3. Most importantly, I don’t think we can blithely go about our business under the impression that Greg Abbott will naturally be the Republican gubernatorial nominee next time around. Assuming he runs again, there’s always been reason to think that Patrick might challenge him in a primary. Abbott may be anticipating such a possibility—as Burka observed in September, he was still raising campaign funds two months before the general election, despite leading Wendy Davis by a double digit margin—and of course Patrick has not been shy about challenging incumbents thus far. And less than a week after they were inaugurated, the distance between Abbott and Patrick is starting to show. Abbott has cast himself as a governor who means to build on the work done in Texas over the past ten years, saying that as great as Texas is, we can do more; Patrick has cast himself as a change agent whose election represents “A New Day”. To that end, Patrick has already presided over several changes in the Texas Senate; meanwhile, the self-appointed conservative enforcers at outfits like EmpowerTexans have already taken Abbott to task over his appointments to UT’s Board of Regents.
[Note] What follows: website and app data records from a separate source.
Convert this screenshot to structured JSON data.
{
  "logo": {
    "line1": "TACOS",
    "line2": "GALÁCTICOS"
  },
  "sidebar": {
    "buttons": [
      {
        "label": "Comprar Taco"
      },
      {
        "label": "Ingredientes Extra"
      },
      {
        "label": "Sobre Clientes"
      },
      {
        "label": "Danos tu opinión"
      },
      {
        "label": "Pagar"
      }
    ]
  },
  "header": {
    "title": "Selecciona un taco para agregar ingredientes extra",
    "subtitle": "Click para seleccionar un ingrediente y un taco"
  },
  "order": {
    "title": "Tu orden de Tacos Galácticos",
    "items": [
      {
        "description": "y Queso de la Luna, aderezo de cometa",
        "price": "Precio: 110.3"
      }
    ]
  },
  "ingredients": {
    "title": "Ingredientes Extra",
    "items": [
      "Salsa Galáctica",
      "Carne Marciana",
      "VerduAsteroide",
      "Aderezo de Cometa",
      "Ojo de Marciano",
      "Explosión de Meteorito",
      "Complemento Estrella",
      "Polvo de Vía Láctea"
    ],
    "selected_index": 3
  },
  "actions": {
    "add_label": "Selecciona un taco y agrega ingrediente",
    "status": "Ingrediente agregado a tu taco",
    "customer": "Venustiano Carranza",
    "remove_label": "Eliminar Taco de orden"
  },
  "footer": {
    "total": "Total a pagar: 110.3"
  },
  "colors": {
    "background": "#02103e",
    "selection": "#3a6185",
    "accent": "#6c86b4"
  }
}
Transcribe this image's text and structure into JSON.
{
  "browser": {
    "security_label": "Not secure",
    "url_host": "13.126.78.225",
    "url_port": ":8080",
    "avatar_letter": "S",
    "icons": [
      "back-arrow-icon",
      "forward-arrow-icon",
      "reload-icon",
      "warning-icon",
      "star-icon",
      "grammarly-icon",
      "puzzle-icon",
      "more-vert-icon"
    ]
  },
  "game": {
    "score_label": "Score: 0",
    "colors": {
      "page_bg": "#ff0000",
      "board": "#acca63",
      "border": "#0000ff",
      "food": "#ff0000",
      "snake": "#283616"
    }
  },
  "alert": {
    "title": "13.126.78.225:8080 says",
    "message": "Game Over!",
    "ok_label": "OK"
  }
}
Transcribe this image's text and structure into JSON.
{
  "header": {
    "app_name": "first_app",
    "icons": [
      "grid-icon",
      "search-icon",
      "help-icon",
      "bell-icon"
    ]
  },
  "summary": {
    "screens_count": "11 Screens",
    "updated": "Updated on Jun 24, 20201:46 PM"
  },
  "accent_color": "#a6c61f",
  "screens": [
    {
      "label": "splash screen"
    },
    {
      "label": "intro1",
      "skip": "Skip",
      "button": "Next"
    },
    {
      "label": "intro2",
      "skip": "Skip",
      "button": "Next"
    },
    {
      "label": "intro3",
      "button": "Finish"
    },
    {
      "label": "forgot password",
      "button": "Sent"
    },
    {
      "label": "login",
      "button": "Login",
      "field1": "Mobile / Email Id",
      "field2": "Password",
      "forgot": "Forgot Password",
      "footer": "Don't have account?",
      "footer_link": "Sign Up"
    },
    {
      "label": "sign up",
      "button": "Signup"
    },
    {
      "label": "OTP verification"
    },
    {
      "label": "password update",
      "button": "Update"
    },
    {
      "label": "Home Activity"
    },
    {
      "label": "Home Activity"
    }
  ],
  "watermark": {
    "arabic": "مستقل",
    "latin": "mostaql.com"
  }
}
For Abbott, a primary challenge would probably be a greater challenge than the general election, because the primary is decided by a small subset of hard-right voters, and in that context, as Poncho Nevárez observed at the LBJ Future Forum last week, Abbott can expect to be held accountable for any acts of centrism (real or perceived, one might add).
When it comes to electoral politics, a lot can change in four years. But that doesn’t mean a lot will. Happy Monday!
(AP Photo/Austin American-Statesman – statesman.com, Jay Janner)